((

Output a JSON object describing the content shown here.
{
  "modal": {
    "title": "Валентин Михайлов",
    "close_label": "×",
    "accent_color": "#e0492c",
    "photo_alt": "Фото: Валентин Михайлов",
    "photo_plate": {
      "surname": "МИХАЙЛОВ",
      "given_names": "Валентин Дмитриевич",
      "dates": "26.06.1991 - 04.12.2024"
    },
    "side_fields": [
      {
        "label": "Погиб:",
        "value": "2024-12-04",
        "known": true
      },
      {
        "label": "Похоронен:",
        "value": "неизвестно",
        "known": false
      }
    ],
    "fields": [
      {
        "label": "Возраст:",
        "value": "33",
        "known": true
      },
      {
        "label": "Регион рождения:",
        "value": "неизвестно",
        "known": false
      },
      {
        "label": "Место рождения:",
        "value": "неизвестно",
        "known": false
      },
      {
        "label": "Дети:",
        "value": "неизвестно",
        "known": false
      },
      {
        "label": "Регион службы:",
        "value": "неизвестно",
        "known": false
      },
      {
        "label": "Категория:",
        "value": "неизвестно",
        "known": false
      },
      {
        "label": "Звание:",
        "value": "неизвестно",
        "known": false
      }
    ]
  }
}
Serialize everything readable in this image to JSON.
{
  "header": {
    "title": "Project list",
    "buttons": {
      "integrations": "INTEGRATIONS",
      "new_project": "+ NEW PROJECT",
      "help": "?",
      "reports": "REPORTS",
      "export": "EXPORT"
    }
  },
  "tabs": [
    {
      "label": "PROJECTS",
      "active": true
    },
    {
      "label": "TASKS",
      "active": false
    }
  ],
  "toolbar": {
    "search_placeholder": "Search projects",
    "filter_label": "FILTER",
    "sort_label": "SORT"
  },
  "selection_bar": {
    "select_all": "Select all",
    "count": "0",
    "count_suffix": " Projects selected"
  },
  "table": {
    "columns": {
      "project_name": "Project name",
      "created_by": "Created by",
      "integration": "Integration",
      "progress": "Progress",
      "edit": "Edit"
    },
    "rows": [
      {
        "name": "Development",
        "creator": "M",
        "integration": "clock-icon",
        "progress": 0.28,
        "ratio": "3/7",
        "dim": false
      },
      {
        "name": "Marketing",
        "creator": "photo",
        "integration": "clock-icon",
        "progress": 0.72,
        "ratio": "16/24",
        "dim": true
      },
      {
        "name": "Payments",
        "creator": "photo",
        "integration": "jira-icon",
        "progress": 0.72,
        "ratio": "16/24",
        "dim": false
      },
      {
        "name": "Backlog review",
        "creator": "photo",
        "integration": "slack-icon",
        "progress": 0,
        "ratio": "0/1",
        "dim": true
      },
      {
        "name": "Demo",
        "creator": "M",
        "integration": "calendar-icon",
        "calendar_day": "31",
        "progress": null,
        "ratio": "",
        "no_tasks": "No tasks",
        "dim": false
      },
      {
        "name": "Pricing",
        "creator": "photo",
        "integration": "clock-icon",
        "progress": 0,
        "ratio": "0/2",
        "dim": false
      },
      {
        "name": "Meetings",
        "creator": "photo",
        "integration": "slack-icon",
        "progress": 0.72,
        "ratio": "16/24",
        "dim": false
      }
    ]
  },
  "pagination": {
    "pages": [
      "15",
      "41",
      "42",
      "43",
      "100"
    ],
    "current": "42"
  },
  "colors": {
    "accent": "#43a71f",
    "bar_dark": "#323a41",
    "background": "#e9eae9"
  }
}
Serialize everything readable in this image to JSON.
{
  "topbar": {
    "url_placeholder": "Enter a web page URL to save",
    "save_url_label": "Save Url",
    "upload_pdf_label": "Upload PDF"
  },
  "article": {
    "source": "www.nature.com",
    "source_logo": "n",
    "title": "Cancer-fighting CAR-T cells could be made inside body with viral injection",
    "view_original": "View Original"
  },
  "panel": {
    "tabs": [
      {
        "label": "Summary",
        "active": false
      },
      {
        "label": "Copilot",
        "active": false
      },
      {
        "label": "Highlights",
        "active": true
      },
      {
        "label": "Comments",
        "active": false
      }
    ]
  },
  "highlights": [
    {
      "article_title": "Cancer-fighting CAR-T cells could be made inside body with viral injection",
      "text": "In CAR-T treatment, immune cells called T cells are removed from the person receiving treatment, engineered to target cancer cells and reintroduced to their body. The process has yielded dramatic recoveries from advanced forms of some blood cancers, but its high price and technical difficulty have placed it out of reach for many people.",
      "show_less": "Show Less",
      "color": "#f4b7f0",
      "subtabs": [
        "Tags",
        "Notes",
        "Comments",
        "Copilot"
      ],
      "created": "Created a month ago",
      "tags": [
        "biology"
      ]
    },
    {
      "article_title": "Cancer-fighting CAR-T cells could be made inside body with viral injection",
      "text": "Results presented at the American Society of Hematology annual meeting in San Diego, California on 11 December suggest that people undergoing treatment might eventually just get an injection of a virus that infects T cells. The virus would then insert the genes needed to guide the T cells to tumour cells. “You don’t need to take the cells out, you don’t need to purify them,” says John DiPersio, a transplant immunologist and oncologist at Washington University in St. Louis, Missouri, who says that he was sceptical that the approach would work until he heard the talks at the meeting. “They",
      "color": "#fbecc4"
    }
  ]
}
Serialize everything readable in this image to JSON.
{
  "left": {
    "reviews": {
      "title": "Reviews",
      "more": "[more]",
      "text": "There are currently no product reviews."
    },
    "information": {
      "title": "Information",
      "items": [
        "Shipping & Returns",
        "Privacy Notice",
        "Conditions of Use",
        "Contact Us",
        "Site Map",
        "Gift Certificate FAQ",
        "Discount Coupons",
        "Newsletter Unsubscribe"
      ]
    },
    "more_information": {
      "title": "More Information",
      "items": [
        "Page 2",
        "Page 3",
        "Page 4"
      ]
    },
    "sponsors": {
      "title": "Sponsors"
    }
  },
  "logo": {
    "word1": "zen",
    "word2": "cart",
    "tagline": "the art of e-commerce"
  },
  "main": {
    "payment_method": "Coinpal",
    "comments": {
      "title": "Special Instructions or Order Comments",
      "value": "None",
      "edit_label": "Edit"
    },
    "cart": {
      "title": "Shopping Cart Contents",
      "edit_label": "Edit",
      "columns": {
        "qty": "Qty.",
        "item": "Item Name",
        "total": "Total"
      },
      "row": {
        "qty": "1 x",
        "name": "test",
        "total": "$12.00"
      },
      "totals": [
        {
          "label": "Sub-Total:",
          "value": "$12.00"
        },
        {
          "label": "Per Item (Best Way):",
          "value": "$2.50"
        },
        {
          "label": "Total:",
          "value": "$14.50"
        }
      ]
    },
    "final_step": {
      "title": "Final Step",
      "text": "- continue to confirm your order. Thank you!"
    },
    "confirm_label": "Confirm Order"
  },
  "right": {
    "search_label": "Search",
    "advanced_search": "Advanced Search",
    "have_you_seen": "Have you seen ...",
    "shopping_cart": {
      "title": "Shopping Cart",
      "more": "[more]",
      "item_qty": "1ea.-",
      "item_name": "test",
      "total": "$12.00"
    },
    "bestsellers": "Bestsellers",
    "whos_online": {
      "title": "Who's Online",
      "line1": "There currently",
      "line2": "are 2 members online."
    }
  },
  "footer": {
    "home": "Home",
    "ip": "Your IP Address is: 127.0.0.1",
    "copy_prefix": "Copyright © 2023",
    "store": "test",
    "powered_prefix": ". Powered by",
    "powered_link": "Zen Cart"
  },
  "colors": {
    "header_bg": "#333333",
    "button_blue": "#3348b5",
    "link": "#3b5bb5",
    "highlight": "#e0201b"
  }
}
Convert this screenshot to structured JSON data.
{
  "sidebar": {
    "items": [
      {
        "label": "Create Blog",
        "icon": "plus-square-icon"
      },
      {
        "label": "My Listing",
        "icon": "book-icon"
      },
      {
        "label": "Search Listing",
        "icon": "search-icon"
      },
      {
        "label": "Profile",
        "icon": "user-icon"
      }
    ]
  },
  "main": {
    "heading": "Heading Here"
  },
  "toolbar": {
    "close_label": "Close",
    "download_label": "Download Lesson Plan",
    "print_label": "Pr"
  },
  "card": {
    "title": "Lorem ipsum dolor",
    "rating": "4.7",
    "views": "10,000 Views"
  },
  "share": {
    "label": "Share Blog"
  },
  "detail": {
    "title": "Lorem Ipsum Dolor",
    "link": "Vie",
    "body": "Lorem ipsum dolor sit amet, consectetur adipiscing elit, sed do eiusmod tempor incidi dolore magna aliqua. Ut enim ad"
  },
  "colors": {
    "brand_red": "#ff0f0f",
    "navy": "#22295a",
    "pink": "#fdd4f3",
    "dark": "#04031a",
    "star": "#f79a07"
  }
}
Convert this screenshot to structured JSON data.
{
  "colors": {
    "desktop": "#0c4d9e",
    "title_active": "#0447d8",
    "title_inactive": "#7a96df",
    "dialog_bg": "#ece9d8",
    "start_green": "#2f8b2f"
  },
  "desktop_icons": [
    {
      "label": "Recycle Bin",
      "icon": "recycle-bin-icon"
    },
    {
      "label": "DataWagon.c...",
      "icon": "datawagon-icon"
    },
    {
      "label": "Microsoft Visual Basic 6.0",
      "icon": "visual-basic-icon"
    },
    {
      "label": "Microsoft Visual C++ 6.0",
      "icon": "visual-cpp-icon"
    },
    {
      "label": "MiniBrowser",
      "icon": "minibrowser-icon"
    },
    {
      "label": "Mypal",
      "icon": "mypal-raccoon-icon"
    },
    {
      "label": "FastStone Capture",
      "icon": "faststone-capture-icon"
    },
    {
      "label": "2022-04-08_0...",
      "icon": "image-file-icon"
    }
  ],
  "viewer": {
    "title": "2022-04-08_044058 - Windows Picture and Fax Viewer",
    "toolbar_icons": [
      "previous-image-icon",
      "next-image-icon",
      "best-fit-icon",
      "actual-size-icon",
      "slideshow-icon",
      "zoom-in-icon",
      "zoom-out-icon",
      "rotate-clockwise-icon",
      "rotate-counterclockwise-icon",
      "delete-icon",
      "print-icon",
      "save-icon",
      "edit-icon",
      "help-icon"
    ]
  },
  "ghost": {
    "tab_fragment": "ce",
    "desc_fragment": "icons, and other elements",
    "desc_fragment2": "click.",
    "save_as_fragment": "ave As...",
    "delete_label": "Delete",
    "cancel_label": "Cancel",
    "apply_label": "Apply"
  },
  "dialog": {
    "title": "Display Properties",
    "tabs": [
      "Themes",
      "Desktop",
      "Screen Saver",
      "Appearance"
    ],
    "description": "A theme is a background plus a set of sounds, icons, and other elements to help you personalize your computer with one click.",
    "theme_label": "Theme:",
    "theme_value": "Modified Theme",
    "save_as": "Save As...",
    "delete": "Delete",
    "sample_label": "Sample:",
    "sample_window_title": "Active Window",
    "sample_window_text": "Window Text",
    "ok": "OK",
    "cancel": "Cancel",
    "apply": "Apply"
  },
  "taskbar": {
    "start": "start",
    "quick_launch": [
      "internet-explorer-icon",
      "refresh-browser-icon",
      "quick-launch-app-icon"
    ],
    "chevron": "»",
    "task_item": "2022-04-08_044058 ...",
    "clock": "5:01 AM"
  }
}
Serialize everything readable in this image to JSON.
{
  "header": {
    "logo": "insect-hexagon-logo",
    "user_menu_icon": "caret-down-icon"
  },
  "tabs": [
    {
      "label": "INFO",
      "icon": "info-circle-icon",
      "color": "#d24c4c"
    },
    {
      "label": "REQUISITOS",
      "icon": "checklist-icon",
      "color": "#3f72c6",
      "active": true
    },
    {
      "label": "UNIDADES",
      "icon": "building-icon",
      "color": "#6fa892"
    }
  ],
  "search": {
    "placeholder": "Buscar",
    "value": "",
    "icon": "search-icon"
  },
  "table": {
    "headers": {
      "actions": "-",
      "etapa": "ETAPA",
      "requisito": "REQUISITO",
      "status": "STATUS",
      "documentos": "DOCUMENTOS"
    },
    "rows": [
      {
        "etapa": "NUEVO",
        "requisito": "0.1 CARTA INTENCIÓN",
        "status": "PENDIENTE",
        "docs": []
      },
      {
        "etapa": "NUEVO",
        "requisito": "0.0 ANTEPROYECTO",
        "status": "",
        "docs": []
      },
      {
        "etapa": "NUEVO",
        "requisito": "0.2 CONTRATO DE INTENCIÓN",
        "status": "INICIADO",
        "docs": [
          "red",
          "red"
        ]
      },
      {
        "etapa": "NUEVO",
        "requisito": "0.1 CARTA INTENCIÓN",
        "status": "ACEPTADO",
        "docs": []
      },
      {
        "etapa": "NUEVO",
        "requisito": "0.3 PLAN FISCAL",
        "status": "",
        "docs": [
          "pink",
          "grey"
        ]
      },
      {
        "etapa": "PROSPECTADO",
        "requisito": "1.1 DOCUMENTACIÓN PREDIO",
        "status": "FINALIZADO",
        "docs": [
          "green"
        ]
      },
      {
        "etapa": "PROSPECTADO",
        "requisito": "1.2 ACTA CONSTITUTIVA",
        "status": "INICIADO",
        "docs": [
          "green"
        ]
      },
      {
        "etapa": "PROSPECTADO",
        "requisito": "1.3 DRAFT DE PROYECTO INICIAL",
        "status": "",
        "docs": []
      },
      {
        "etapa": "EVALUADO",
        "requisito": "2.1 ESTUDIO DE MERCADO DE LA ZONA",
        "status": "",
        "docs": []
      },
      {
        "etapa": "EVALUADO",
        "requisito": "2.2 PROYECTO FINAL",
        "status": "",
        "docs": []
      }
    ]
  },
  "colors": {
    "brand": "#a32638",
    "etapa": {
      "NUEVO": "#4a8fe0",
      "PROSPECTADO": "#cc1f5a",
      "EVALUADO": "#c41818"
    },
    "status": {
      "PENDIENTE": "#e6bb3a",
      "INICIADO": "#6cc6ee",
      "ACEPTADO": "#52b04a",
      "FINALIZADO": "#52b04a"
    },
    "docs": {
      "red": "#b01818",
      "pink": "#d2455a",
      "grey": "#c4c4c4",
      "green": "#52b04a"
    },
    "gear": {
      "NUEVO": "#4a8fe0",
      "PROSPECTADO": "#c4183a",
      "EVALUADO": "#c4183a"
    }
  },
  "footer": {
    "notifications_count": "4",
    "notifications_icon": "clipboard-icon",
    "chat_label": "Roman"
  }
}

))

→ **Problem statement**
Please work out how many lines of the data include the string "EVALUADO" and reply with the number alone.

→ **Output for this task**
4